• TRY IT: Every line in the records below that holds "title" must be identified and copied.

(Data records for software interfaces)
::::

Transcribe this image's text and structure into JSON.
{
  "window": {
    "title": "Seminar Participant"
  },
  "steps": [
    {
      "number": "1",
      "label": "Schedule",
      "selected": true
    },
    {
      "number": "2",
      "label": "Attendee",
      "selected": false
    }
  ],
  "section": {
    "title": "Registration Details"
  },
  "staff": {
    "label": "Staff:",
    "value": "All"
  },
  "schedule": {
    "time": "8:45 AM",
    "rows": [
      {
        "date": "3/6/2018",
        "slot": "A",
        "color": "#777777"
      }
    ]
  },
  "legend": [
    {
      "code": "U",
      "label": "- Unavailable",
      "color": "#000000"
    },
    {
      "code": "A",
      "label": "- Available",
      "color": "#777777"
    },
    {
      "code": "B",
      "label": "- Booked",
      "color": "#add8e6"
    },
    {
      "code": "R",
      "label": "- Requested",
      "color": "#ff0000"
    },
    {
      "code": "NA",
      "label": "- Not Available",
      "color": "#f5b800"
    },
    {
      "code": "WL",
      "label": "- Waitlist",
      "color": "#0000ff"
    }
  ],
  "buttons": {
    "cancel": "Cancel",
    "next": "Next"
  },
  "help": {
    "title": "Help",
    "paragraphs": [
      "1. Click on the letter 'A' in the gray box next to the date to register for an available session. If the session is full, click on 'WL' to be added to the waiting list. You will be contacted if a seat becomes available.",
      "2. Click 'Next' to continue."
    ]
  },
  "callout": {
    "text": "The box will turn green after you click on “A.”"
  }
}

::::

• TASK ANSWER:
    "title": "Seminar Participant"
    "title": "Registration Details"
    "title": "Help",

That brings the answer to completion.